------ DATASET ENTRIES ------
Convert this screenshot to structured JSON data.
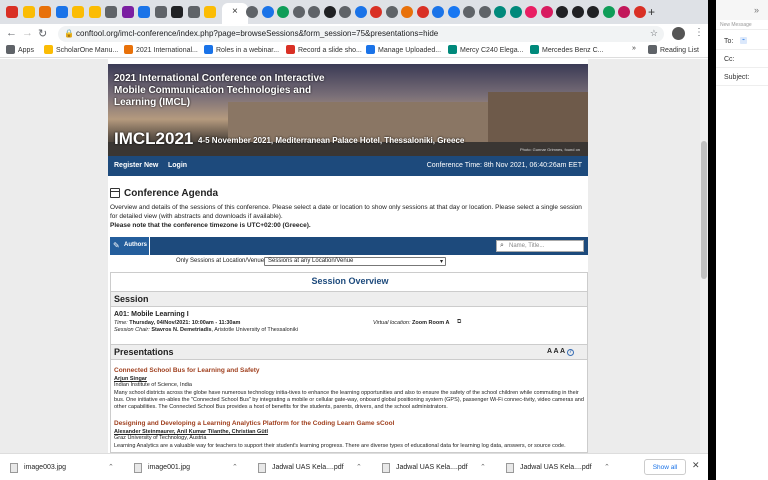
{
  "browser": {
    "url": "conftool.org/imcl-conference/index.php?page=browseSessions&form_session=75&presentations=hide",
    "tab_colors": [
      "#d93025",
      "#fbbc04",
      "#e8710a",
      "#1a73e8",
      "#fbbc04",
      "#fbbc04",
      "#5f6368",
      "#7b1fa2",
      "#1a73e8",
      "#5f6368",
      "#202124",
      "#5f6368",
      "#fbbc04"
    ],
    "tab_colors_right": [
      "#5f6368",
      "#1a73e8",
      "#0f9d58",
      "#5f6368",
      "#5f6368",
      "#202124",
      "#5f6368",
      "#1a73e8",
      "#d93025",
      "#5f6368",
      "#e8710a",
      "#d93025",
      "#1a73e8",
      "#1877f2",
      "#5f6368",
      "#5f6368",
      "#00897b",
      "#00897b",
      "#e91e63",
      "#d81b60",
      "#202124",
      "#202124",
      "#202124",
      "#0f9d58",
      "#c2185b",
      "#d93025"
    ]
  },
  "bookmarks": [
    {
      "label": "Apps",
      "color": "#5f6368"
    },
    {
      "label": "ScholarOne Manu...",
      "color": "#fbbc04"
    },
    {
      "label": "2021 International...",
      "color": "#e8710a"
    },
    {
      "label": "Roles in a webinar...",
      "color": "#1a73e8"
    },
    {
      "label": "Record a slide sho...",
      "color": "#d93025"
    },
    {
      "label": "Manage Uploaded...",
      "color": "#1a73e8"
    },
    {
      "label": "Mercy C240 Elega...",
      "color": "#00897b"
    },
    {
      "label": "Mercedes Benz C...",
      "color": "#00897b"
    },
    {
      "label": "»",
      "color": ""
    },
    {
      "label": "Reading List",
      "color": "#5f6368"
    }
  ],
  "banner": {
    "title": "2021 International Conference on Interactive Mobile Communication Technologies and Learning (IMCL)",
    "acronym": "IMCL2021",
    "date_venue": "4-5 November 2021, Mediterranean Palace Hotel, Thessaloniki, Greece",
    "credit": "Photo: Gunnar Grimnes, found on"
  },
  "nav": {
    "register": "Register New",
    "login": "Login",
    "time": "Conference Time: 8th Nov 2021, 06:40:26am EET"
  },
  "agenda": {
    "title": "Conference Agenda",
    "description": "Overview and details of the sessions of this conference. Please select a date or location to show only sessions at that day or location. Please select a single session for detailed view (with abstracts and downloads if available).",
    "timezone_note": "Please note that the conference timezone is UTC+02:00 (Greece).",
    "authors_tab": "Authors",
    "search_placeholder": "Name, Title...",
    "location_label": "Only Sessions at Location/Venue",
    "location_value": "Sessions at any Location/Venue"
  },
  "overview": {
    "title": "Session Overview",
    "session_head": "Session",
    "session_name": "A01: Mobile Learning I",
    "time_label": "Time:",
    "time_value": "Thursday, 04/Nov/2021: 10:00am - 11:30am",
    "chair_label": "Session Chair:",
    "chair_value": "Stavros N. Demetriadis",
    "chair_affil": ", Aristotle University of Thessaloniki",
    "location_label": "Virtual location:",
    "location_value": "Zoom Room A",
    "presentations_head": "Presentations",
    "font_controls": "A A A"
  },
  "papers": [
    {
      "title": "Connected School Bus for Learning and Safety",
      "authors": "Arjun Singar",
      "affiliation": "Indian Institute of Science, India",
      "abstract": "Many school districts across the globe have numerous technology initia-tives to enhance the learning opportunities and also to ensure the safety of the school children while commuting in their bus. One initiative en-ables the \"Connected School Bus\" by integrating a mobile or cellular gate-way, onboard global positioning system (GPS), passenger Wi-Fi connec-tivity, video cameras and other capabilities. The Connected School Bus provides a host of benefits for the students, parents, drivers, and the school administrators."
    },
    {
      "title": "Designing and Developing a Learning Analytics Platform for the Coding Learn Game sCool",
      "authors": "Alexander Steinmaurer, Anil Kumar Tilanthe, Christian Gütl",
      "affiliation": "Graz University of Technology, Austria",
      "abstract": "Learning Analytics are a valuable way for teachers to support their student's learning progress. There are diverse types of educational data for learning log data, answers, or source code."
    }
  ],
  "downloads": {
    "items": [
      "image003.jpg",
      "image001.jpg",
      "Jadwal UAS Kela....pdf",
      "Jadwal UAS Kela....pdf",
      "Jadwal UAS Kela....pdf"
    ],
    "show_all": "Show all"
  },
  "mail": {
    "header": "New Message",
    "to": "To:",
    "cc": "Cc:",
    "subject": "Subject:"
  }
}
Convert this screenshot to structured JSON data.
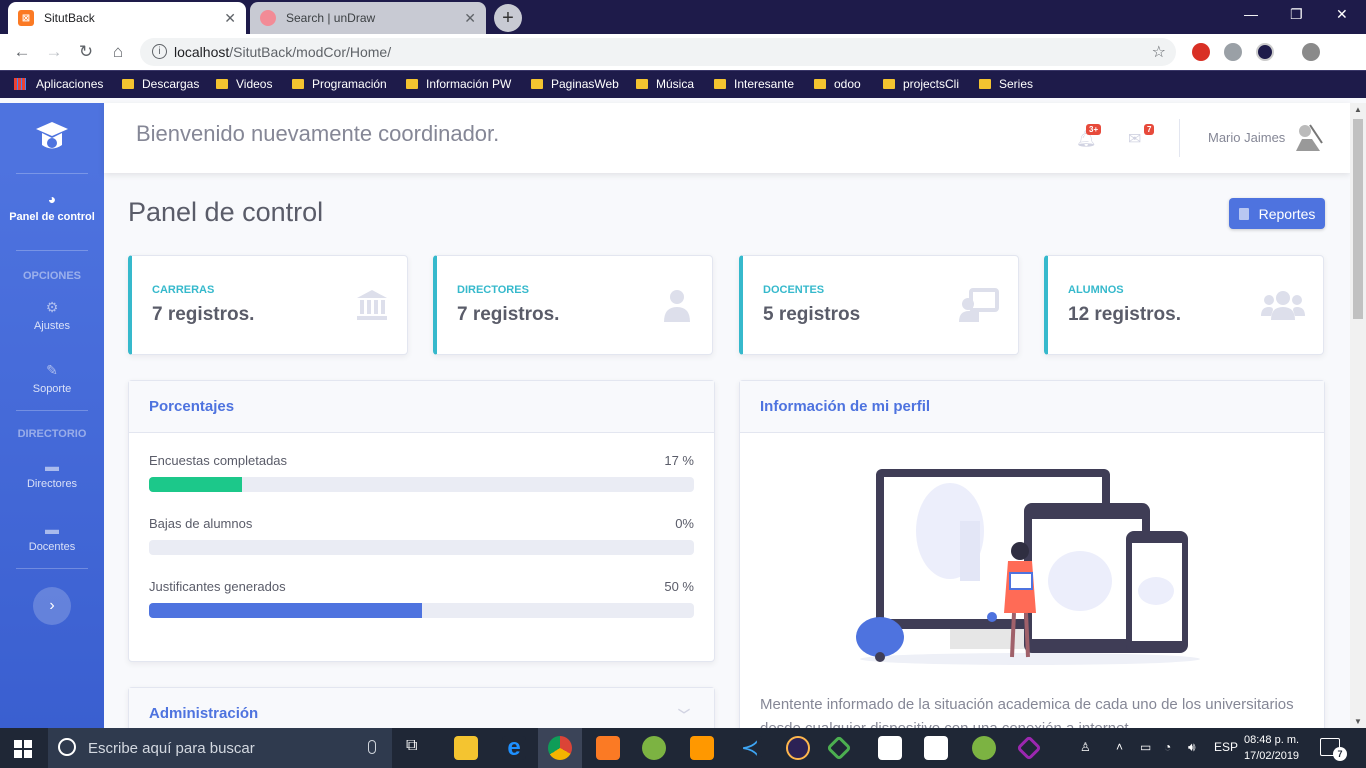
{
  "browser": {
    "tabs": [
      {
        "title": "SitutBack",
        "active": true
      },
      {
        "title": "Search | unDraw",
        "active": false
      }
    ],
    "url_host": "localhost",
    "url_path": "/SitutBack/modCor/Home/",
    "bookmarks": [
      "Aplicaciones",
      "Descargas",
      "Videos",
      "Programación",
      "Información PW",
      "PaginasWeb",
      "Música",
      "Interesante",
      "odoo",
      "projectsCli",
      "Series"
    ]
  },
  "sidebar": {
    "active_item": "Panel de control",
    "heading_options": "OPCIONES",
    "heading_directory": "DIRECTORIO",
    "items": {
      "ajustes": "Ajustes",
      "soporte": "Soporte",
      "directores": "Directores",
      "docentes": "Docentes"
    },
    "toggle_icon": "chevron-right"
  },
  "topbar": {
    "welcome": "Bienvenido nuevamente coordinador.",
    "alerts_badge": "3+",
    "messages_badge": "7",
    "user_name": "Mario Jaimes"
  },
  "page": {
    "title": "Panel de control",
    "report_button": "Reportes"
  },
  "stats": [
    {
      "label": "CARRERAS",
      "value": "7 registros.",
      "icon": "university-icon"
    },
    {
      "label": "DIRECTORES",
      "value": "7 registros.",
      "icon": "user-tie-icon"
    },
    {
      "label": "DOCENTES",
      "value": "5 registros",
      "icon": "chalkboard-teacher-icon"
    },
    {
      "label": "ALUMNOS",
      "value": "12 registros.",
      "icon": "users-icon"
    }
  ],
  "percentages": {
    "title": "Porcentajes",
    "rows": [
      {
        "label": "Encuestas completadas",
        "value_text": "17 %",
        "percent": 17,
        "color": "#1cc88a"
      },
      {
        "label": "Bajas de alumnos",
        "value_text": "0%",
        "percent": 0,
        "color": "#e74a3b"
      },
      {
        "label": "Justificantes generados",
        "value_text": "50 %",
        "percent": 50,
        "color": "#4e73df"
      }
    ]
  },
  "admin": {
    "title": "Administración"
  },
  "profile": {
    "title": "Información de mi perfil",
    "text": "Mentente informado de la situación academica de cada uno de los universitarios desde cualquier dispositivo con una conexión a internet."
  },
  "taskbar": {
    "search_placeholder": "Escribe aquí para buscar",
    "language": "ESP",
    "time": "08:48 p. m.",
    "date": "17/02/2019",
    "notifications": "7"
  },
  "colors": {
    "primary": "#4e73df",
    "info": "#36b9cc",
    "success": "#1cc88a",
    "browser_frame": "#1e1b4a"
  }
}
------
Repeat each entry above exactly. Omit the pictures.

▶ **WRITTEN SOLUTION**:
Convert this screenshot to structured JSON data.
{
  "browser": {
    "url": "conftool.org/imcl-conference/index.php?page=browseSessions&form_session=75&presentations=hide",
    "tab_colors": [
      "#d93025",
      "#fbbc04",
      "#e8710a",
      "#1a73e8",
      "#fbbc04",
      "#fbbc04",
      "#5f6368",
      "#7b1fa2",
      "#1a73e8",
      "#5f6368",
      "#202124",
      "#5f6368",
      "#fbbc04"
    ],
    "tab_colors_right": [
      "#5f6368",
      "#1a73e8",
      "#0f9d58",
      "#5f6368",
      "#5f6368",
      "#202124",
      "#5f6368",
      "#1a73e8",
      "#d93025",
      "#5f6368",
      "#e8710a",
      "#d93025",
      "#1a73e8",
      "#1877f2",
      "#5f6368",
      "#5f6368",
      "#00897b",
      "#00897b",
      "#e91e63",
      "#d81b60",
      "#202124",
      "#202124",
      "#202124",
      "#0f9d58",
      "#c2185b",
      "#d93025"
    ]
  },
  "bookmarks": [
    {
      "label": "Apps",
      "color": "#5f6368"
    },
    {
      "label": "ScholarOne Manu...",
      "color": "#fbbc04"
    },
    {
      "label": "2021 International...",
      "color": "#e8710a"
    },
    {
      "label": "Roles in a webinar...",
      "color": "#1a73e8"
    },
    {
      "label": "Record a slide sho...",
      "color": "#d93025"
    },
    {
      "label": "Manage Uploaded...",
      "color": "#1a73e8"
    },
    {
      "label": "Mercy C240 Elega...",
      "color": "#00897b"
    },
    {
      "label": "Mercedes Benz C...",
      "color": "#00897b"
    },
    {
      "label": "»",
      "color": ""
    },
    {
      "label": "Reading List",
      "color": "#5f6368"
    }
  ],
  "banner": {
    "title": "2021 International Conference on Interactive Mobile Communication Technologies and Learning (IMCL)",
    "acronym": "IMCL2021",
    "date_venue": "4-5 November 2021, Mediterranean Palace Hotel, Thessaloniki, Greece",
    "credit": "Photo: Gunnar Grimnes, found on"
  },
  "nav": {
    "register": "Register New",
    "login": "Login",
    "time": "Conference Time: 8th Nov 2021, 06:40:26am EET"
  },
  "agenda": {
    "title": "Conference Agenda",
    "description": "Overview and details of the sessions of this conference. Please select a date or location to show only sessions at that day or location. Please select a single session for detailed view (with abstracts and downloads if available).",
    "timezone_note": "Please note that the conference timezone is UTC+02:00 (Greece).",
    "authors_tab": "Authors",
    "search_placeholder": "Name, Title...",
    "location_label": "Only Sessions at Location/Venue",
    "location_value": "Sessions at any Location/Venue"
  },
  "overview": {
    "title": "Session Overview",
    "session_head": "Session",
    "session_name": "A01: Mobile Learning I",
    "time_label": "Time:",
    "time_value": "Thursday, 04/Nov/2021: 10:00am - 11:30am",
    "chair_label": "Session Chair:",
    "chair_value": "Stavros N. Demetriadis",
    "chair_affil": ", Aristotle University of Thessaloniki",
    "location_label": "Virtual location:",
    "location_value": "Zoom Room A",
    "presentations_head": "Presentations",
    "font_controls": "A A A"
  },
  "papers": [
    {
      "title": "Connected School Bus for Learning and Safety",
      "authors": "Arjun Singar",
      "affiliation": "Indian Institute of Science, India",
      "abstract": "Many school districts across the globe have numerous technology initia-tives to enhance the learning opportunities and also to ensure the safety of the school children while commuting in their bus. One initiative en-ables the \"Connected School Bus\" by integrating a mobile or cellular gate-way, onboard global positioning system (GPS), passenger Wi-Fi connec-tivity, video cameras and other capabilities. The Connected School Bus provides a host of benefits for the students, parents, drivers, and the school administrators."
    },
    {
      "title": "Designing and Developing a Learning Analytics Platform for the Coding Learn Game sCool",
      "authors": "Alexander Steinmaurer, Anil Kumar Tilanthe, Christian Gütl",
      "affiliation": "Graz University of Technology, Austria",
      "abstract": "Learning Analytics are a valuable way for teachers to support their student's learning progress. There are diverse types of educational data for learning log data, answers, or source code."
    }
  ],
  "downloads": {
    "items": [
      "image003.jpg",
      "image001.jpg",
      "Jadwal UAS Kela....pdf",
      "Jadwal UAS Kela....pdf",
      "Jadwal UAS Kela....pdf"
    ],
    "show_all": "Show all"
  },
  "mail": {
    "header": "New Message",
    "to": "To:",
    "cc": "Cc:",
    "subject": "Subject:"
  }
}
Convert this screenshot to structured JSON data.
{
  "browser": {
    "tabs": [
      {
        "title": "SitutBack",
        "active": true
      },
      {
        "title": "Search | unDraw",
        "active": false
      }
    ],
    "url_host": "localhost",
    "url_path": "/SitutBack/modCor/Home/",
    "bookmarks": [
      "Aplicaciones",
      "Descargas",
      "Videos",
      "Programación",
      "Información PW",
      "PaginasWeb",
      "Música",
      "Interesante",
      "odoo",
      "projectsCli",
      "Series"
    ]
  },
  "sidebar": {
    "active_item": "Panel de control",
    "heading_options": "OPCIONES",
    "heading_directory": "DIRECTORIO",
    "items": {
      "ajustes": "Ajustes",
      "soporte": "Soporte",
      "directores": "Directores",
      "docentes": "Docentes"
    },
    "toggle_icon": "chevron-right"
  },
  "topbar": {
    "welcome": "Bienvenido nuevamente coordinador.",
    "alerts_badge": "3+",
    "messages_badge": "7",
    "user_name": "Mario Jaimes"
  },
  "page": {
    "title": "Panel de control",
    "report_button": "Reportes"
  },
  "stats": [
    {
      "label": "CARRERAS",
      "value": "7 registros.",
      "icon": "university-icon"
    },
    {
      "label": "DIRECTORES",
      "value": "7 registros.",
      "icon": "user-tie-icon"
    },
    {
      "label": "DOCENTES",
      "value": "5 registros",
      "icon": "chalkboard-teacher-icon"
    },
    {
      "label": "ALUMNOS",
      "value": "12 registros.",
      "icon": "users-icon"
    }
  ],
  "percentages": {
    "title": "Porcentajes",
    "rows": [
      {
        "label": "Encuestas completadas",
        "value_text": "17 %",
        "percent": 17,
        "color": "#1cc88a"
      },
      {
        "label": "Bajas de alumnos",
        "value_text": "0%",
        "percent": 0,
        "color": "#e74a3b"
      },
      {
        "label": "Justificantes generados",
        "value_text": "50 %",
        "percent": 50,
        "color": "#4e73df"
      }
    ]
  },
  "admin": {
    "title": "Administración"
  },
  "profile": {
    "title": "Información de mi perfil",
    "text": "Mentente informado de la situación academica de cada uno de los universitarios desde cualquier dispositivo con una conexión a internet."
  },
  "taskbar": {
    "search_placeholder": "Escribe aquí para buscar",
    "language": "ESP",
    "time": "08:48 p. m.",
    "date": "17/02/2019",
    "notifications": "7"
  },
  "colors": {
    "primary": "#4e73df",
    "info": "#36b9cc",
    "success": "#1cc88a",
    "browser_frame": "#1e1b4a"
  }
}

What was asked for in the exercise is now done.